The world of retail is quickly spreading across channels. Customer touch points are growing – they now include the physical store, web, mobile, catalogue, phone orders, partner sales (such as in flight duty free shopping) and vending machines. Retailers want to strengthen these channels. But it is not easy. There are two distinct issues here: the first is improving sales across channels and the second is maintaining consistent communication with the customer across channels. How large is the impact of a good omni-channel strategy that uses Big Data to deal with both issues? An Economist Intelligence Unit (EIU) study commissioned by Wipro called The Data Storm: Retail and the big data revolution points to the benefits of using Big Data. More than half the respondents in the study (54%) said that Big Data brought gains in multi-channel sales and made multi-channel customer tracking and management more profitable (52%). But the real benefits of an omni-channel strategy accrue from the ability to communicate and create deeper engagement and build stronger relationships with the customer rather than provide more options to buy.

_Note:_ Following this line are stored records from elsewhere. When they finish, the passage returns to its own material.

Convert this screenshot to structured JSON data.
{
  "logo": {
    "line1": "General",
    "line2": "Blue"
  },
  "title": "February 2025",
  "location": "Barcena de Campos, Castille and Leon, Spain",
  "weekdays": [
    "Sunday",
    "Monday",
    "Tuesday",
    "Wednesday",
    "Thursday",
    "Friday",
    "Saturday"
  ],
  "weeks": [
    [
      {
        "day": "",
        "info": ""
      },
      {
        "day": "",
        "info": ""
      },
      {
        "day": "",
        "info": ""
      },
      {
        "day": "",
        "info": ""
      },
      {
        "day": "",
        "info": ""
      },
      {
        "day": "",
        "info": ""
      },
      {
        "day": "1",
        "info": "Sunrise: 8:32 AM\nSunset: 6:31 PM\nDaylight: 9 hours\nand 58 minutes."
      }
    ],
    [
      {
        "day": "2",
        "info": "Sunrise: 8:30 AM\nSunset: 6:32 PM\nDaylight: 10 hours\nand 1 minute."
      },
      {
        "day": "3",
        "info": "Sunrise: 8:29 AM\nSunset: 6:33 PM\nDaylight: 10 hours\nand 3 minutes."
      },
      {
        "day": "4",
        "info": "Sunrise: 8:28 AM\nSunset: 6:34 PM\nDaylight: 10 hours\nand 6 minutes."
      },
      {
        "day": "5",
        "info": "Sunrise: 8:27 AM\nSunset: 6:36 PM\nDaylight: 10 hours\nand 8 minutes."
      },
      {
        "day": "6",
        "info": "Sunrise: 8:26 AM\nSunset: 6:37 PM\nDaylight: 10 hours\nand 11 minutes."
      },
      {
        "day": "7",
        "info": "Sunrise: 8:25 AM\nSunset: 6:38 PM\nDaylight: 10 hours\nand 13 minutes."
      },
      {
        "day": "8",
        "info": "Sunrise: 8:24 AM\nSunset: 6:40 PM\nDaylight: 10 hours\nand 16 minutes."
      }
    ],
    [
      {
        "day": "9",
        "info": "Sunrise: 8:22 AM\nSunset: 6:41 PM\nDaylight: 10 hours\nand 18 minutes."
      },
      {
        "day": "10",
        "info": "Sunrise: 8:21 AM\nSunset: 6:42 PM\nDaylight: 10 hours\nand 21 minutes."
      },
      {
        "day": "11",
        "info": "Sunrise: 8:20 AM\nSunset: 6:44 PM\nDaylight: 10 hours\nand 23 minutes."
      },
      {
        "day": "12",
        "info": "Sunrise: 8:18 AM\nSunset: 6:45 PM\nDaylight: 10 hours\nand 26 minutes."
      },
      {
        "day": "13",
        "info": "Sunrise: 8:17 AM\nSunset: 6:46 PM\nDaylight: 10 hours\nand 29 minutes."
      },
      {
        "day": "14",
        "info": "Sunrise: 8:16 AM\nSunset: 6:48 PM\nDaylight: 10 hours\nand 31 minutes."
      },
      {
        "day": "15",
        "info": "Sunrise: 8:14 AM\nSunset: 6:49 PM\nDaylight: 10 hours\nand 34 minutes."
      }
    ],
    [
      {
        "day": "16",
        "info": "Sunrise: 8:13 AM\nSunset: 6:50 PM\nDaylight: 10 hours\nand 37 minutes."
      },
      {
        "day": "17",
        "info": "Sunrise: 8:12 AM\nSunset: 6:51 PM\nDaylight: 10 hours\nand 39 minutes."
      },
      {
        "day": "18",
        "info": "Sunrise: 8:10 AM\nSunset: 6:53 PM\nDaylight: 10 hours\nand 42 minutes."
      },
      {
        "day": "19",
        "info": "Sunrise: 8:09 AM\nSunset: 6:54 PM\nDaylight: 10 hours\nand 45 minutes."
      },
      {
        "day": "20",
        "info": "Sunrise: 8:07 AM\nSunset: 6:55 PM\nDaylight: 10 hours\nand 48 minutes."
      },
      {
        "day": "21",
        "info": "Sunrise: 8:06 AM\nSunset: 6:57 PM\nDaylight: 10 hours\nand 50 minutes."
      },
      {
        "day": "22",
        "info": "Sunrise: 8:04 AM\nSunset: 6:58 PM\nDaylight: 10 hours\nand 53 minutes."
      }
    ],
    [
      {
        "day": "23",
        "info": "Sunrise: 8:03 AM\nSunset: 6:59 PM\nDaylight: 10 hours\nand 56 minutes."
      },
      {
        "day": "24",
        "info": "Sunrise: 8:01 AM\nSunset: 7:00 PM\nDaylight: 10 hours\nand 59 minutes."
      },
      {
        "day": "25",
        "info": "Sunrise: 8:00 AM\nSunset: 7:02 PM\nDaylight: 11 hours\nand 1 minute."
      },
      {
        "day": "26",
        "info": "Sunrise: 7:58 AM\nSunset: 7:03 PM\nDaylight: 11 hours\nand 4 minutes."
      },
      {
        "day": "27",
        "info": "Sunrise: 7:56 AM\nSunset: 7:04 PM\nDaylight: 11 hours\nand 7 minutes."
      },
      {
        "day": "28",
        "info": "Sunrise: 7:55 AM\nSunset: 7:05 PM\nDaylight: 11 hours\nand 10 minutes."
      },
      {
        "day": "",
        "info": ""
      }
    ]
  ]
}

In the EIU study, 38% of respondents agreed that managing differing pricing and margin strategies over varying channels is a major headache. This means that over a third of retailers are unable to communicate and interact coherently and consistently with customers across channels. The outcome is confusion in the customer’s mind, erosion of customer loyalty and declining sales. Clearly, there is a need to step beyond commerce and urgently focus on omni-channel communication capabilities.
The reason for the inconsistent communication is not difficult to deduct. Poor channel integration is at the core. Our study revealed that only 38% retailers had integrated their online and offline sales targets and budgets to reflect how customers now shop in a multi-channel world. Edgell Knowledge Network, a retail research network, has found that retailers themselves estimate that a lack of cross-channel capability can lower sales by 4.5%.
The issue of communication across channels is compounded by the fact that with the proliferation of social media, communication is two way. There is greater interaction with the customer across channels. It is hardly surprising then to find that retailers are changing their communication strategy. American fashion retailer Nordstrom recently released its new fashion catalogue on Pinterest (Nordstrom then placed signs in its brick and mortar stores telling customers to look up the online catalogue for the latest designs). Customers didn’t only look up the online catalogue; they also had the opportunity to share their opinion about the designs with their online communities – thus becoming Nordstrom brand advocates.
Retailers need to wake up to the fact that an omni-channel presence is not only about sales – it is about growing the brand, improving relationships and, importantly, building trust. What do you think??